Steve Earle co-produced the record. What was it like working with Steve? How did that come about?

Well, we met through a mutual friend, who actually manages Steve and was managing me at the time, Danny Goldberg, a great guy. I was working at the time on writing music to the poetry of Townes Van Zandt. When Townes died he actually willed to me his unpublished poetry. I was just finishing the album and Steve was about to release his album Townes, so Danny Goldberg wanted us to meet, and we really kind of hit it off on the first meeting. When I was ready to record this album I met Danny Goldberg by chance somewhere and he said, “Have you thought about Steve Earle maybe producing, because I know he’d love to work with you?” And I said, “Yeah, but I’m going to do it in East Jerusalem, you know. And he said, “Perfect! You know he has the song ‘Jerusalem’ and maybe you want to cover it or Steve can do it or something.” And I though shit, great, Steve Earle, I’d get him to sing it on the album with Palestinian and Israeli musicians, that’s the man. So I called Steve and offered for him to produce the album and he didn’t even wince, he just said, “Yeah, when?” And I said, “Well, wait, I don’t know if I can even afford you.” And he said, “Forget that, I’ll come no matter what, just tell me whatever it is you can afford and let’s make a date.” And to my surprise he was so articulate. He came with notes to all the songs, ideas, and he was thrilled with the musicians I brought. He was actually pretty quiet most of the time, which is pretty unusual for Steve, but he was absorbing the environment and seeing the Israeli and the Palestinian in one room. He loved it. He loved the vibe.

So what about the Townes album?

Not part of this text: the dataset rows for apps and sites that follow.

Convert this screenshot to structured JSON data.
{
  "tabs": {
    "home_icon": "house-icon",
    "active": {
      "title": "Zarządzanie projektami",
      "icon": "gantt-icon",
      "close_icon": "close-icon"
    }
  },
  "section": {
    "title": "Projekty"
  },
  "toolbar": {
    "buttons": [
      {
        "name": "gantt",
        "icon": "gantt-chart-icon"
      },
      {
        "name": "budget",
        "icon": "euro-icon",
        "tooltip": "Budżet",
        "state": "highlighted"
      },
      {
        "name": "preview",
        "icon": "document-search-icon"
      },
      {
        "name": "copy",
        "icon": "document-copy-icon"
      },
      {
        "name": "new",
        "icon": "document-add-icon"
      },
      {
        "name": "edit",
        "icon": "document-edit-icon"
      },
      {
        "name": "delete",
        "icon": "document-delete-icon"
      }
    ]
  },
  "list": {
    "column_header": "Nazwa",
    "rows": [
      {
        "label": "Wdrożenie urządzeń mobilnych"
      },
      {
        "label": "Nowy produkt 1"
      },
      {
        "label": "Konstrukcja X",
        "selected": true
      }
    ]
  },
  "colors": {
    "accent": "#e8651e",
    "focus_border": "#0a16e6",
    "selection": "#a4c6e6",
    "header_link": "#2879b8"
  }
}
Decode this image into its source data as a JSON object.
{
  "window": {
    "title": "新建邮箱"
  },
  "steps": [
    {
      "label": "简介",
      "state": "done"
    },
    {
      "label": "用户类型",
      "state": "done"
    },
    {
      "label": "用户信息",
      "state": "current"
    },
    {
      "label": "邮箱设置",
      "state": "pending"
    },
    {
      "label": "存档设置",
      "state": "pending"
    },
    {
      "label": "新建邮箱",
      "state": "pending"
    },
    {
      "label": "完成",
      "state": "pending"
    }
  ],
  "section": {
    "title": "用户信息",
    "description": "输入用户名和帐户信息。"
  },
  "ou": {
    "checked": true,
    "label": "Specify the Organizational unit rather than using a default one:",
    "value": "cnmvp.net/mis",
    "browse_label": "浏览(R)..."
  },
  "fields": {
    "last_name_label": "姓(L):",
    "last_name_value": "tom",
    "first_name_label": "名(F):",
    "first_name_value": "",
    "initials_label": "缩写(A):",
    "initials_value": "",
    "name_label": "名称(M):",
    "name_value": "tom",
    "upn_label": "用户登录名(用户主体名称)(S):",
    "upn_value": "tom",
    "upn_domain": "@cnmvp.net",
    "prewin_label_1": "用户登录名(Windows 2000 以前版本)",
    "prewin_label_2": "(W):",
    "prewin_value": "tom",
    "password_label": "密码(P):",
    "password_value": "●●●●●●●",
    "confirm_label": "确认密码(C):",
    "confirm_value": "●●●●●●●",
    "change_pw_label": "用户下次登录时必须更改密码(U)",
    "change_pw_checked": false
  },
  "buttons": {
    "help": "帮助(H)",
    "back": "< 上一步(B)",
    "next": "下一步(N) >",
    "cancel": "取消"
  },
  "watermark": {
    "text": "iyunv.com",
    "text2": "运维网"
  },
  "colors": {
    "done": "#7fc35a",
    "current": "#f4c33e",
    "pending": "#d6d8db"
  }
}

My new mission is to finish a movie about the work I did with the Townes material, hopefully that will be done in about eight months and maybe we’ll reissue the album, Night Dawn. It’s, to me, a must. And also, I’m very left field from a Townes point of view. Because I really come from Israel, there’s not connectivity so to speak, but there is, because the world is open there. I grew up listening to that kind of stuff. My first band when I was still a young kid was called the Galilee Bluegrass Band. In any case, after I worked with Townes, I figured he’s Country and Western, I’m Country and West Bank. So that’s what East Jerusalem, West Jerusalem is.

The film ends on a somber note, with Israeli extremists chanting and protesting in East Jerusalem. When it comes to making peace in your home, how do you not get discouraged? Or rather, what brings you encouragement?

Well, [the extremists] are still within our society but they are a minority group, and we will not allow for a minority group to direct the conditions and the lives of the society we live in.

And thank God I’ve made friends on both sides who see like me, and we hold onto each other with a positive point of view, and spread that feeling to more and more people. As we say, only dead fish flow with the river. We go against the stream, so we’ve got to go against the stream. When I started it was just three or four of us. Today there are 300 or 400 of us who come now to our barbeques and our hangouts and to jam with us in East Jerusalem. It’s unbelievable. And they come from the West Bank, from Tel Aviv, from the north of Israel.

That is amazing, it seems that the album has accomplished more than even you expected. Thank you David for taking some time to talk. 

Definitely. Thank you.

Aaron Neville: Apache